Well, correct me if I’m wrong, but I like to think that the best voice for this site is informative, thought provoking honesty mixed with somewhat well thought out insights on the world of internet marketing, and the subset of this community that refer to themselves as “SEOs”. Many successful blogs I’ve seen hold fairly consistent with many of these traits being associated with their blog voice. For this audience, candor is specifically important since we all deal with the BS of advertising and marketing all day long and understand it’s effects. A mix of dry sarcastic humor with occasional irreverence for the corporate world written at a little higher reading level (without spell or grammar check for balance) is the voice I have decided to go with. If my voice comes across a little high and mighty, it’s because I’m sitting here typing away on a laptop having an arguement with my fictional audience in my own mind (and I really like to win those arguements). This has to be among the most difficult audience in the world to try to get to click on an adsense ad, or buy through an affiliate code. There are certainly other things that they consume and value, however. Whether or not some folks agree with what I say, they are certainly taking the time to read and think about why they disagree which leads to new and better insights on my part when I have to explain my position. This is probably 80% of the value that I get from this site – the feedback from others! (it sure isn’t for the non-existent affiliate income)

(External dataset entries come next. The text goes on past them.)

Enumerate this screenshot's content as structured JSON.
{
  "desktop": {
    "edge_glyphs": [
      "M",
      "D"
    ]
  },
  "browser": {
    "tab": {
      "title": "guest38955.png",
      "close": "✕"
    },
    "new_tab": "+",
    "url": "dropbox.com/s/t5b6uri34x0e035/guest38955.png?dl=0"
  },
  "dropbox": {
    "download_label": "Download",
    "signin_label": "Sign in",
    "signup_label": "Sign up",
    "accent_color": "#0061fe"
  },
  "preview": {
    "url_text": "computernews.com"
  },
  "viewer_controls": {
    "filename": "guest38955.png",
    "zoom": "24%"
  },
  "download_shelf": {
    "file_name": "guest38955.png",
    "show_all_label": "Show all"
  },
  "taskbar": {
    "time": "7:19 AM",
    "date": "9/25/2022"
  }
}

Knowing your audience can be both a science and an art. You can track things and test until you are blue in the face. This approach definitely works, and I subscribe to it many times myself. I also think it’s great to try to p*ss of your users every now and then to see how passionate they really are, and to see if you can find something knew.

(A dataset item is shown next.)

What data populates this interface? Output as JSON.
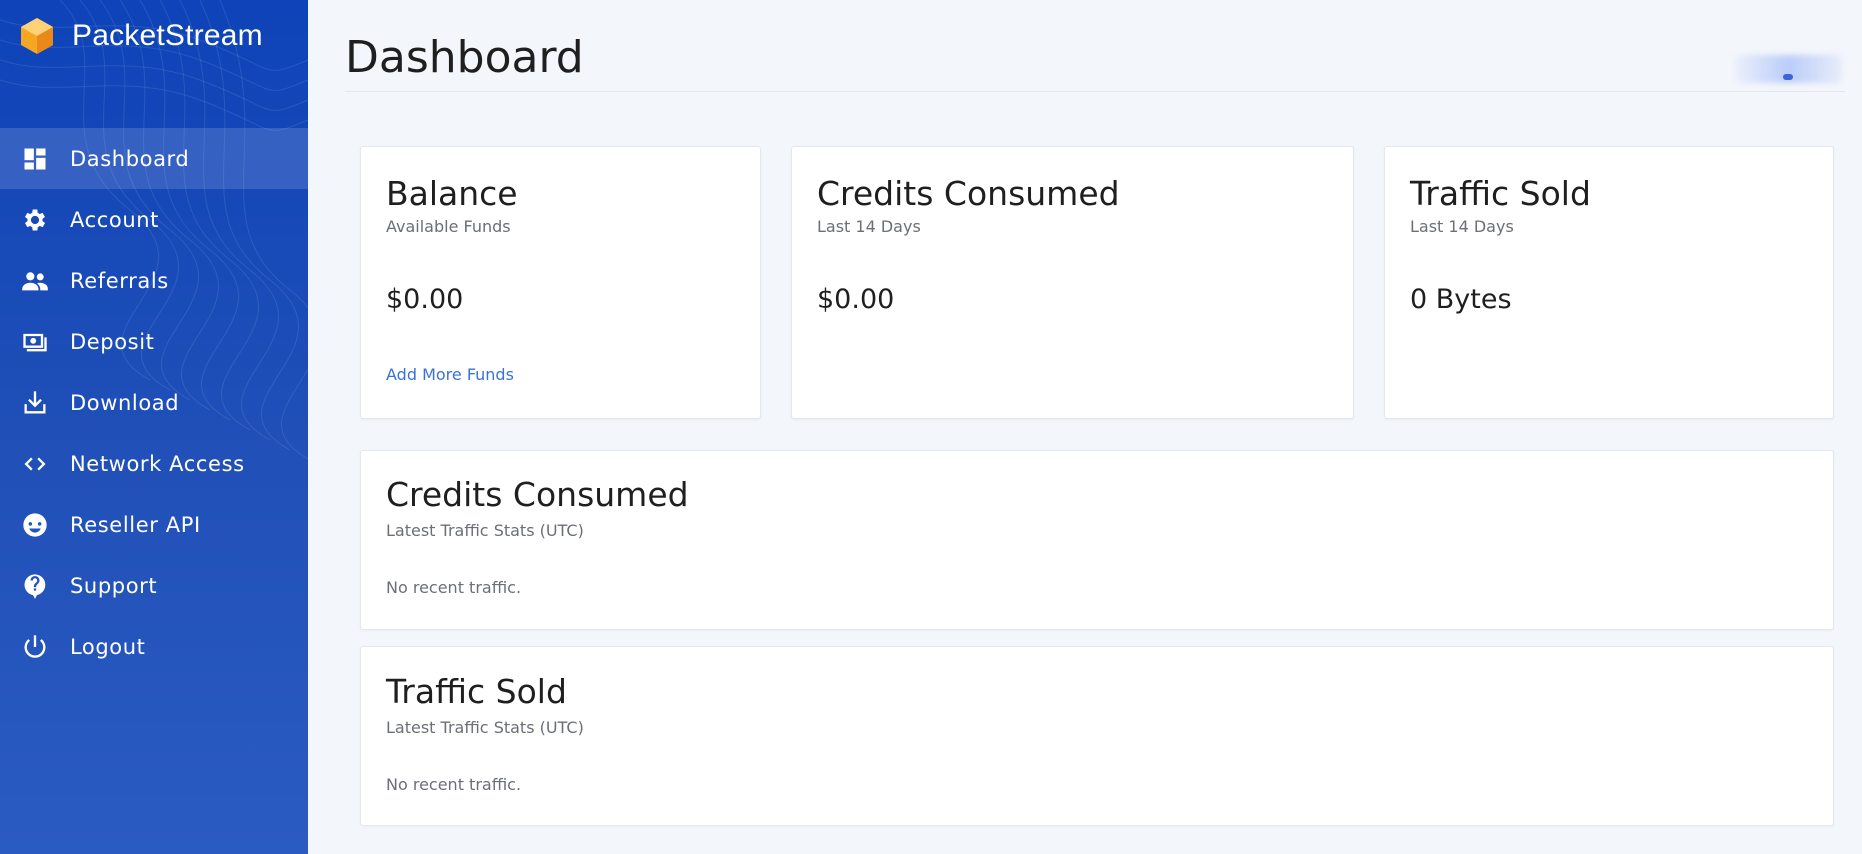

Questions to ask when developing your voice:
- Can I maintain this voice through success and higher demand?
- Who is my audience?

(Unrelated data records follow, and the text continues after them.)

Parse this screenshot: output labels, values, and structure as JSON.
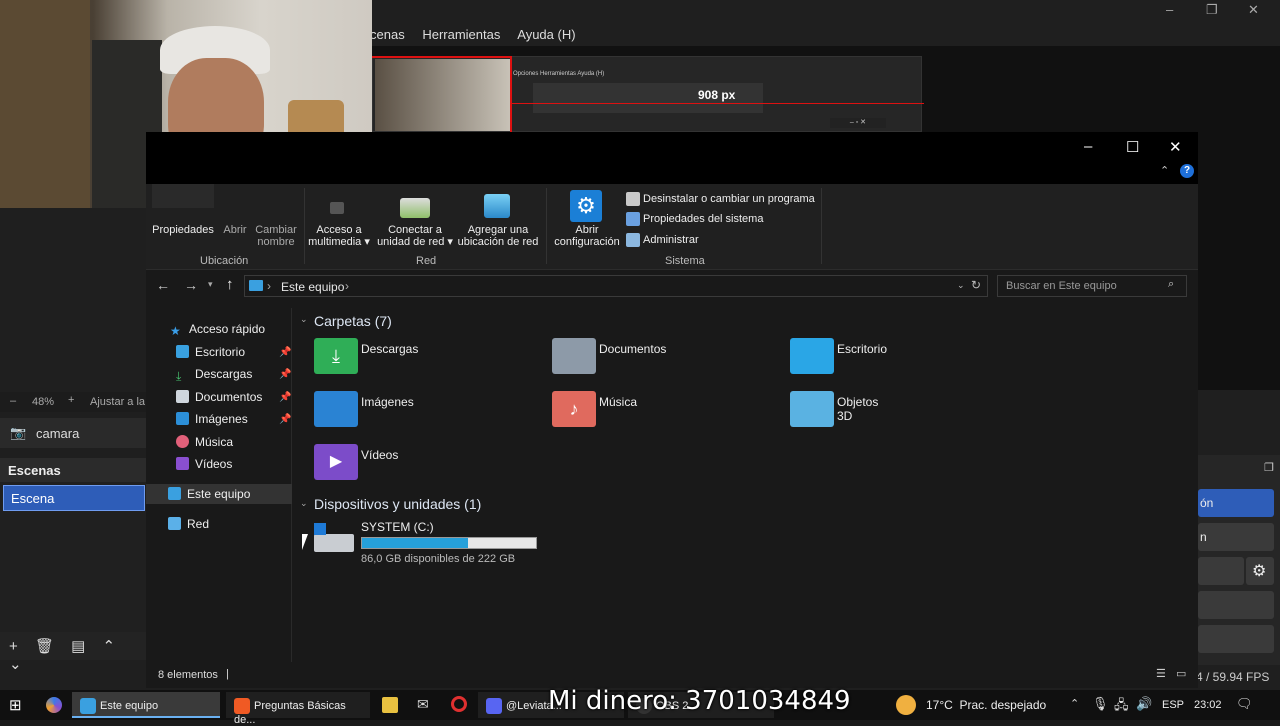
{
  "obs": {
    "menu": [
      "cenas",
      "Herramientas",
      "Ayuda (H)"
    ],
    "window_controls": [
      "–",
      "❐",
      "✕"
    ],
    "nested_menu": "Opciones  Herramientas  Ayuda (H)",
    "measure_label": "908 px",
    "zoom": "48%",
    "zoom_fit": "Ajustar a la",
    "source": "camara",
    "scenes_title": "Escenas",
    "scene_item": "Escena",
    "right_buttons": [
      "ón",
      "n"
    ],
    "fps": "4 / 59.94 FPS"
  },
  "explorer": {
    "window_controls": [
      "–",
      "☐",
      "✕"
    ],
    "ribbon": {
      "ubicacion": {
        "group_label": "Ubicación",
        "buttons": [
          "Propiedades",
          "Abrir",
          "Cambiar\nnombre"
        ]
      },
      "red": {
        "group_label": "Red",
        "buttons": [
          "Acceso a\nmultimedia ▾",
          "Conectar a\nunidad de red ▾",
          "Agregar una\nubicación de red"
        ]
      },
      "sistema": {
        "group_label": "Sistema",
        "open_settings": "Abrir\nconfiguración",
        "links": [
          "Desinstalar o cambiar un programa",
          "Propiedades del sistema",
          "Administrar"
        ]
      }
    },
    "address": "Este equipo",
    "search_placeholder": "Buscar en Este equipo",
    "nav": {
      "quick_access": "Acceso rápido",
      "items": [
        "Escritorio",
        "Descargas",
        "Documentos",
        "Imágenes",
        "Música",
        "Vídeos"
      ],
      "this_pc": "Este equipo",
      "network": "Red"
    },
    "folders_title": "Carpetas (7)",
    "folders": [
      "Descargas",
      "Documentos",
      "Escritorio",
      "Imágenes",
      "Música",
      "Objetos 3D",
      "Vídeos"
    ],
    "devices_title": "Dispositivos y unidades (1)",
    "drive": {
      "name": "SYSTEM (C:)",
      "free_text": "86,0 GB disponibles de 222 GB",
      "used_fraction": 0.61
    },
    "status": "8 elementos"
  },
  "taskbar": {
    "apps": [
      "Este equipo",
      "Preguntas Básicas de...",
      "@Leviata..."
    ],
    "obs_partial": "OBS 2",
    "weather": "17°C  Prac. despejado",
    "lang": "ESP",
    "time": "23:02"
  },
  "overlay": "Mi dinero: 3701034849",
  "colors": {
    "accent": "#26a0da",
    "scene_selected": "#2e5db8",
    "measure_line": "#dd1111"
  }
}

- What are my goals in reaching my audience?
- How will I deal with dissenting ideals?
- How will I deal with people who are just plain wrong and delusional?
- What is considered “professional” by my audience?
- What is considered “too uptight” by my audience?
I’m sure there are plenty of other questions to ask about developing the voice for your audience. It’s certainly much more difficult to choose a voice that is outside of yourself, I’m sure it can be a rewarding experience that would improve your skillset. Thinking “as someone else” certainly lends to learning about and understanding different demographics more effectively.
On occasion, I like to jump into blogosphere’s outside the search space to see how their world works. Finding similarities between the different industries in regards to what works for blogging effectively helps to reveal some interesting insights.
I think understanding your audience goes beyond focus groups and demographic personas. It goes to the point of having dialogue with those that CARE enough to talk about you outside of your conversation with them. This is the Cluetrain 101 stuff. Dialogue with your consumer. Technology has made the conversation incredibly easy. Use that ability to communicate. React to the communication. If you get 10 questions a month about how to install widgets within your wodget then write a tutorial for goodness sake! It isn’t rocket science to actively solicit feedback from your audience. I know you people are reading this…give me a little validation or talk a little sh*t to me! :)
Tips to Understand Your Audience and Communicate With Them Better
- Don’t be afraid to link to people to get their attention! – Followup when you do.
- Discuss the work of others
- Track what people say on Technorati – setup RSS feeds for you and any major keywords
- Do the same for other blog aggregation majors (Feedster, Google blogsearch, Del.icio.us, or others)
- RESPOND to dialogue – even just to say hi and thanks
- SOLICIT dialogue and feedback with the right questions
- Do the same with Google news, and Yahoo news. Setup web and news alerts for important phrases – these are GOLD to keep you current and involved in the industry dialogue
- Consider the characteristics of your readership
Now that you’ve had a little time to think about it…what characteristics should blog voices share in common? What is unique to your voice that will attract your readers?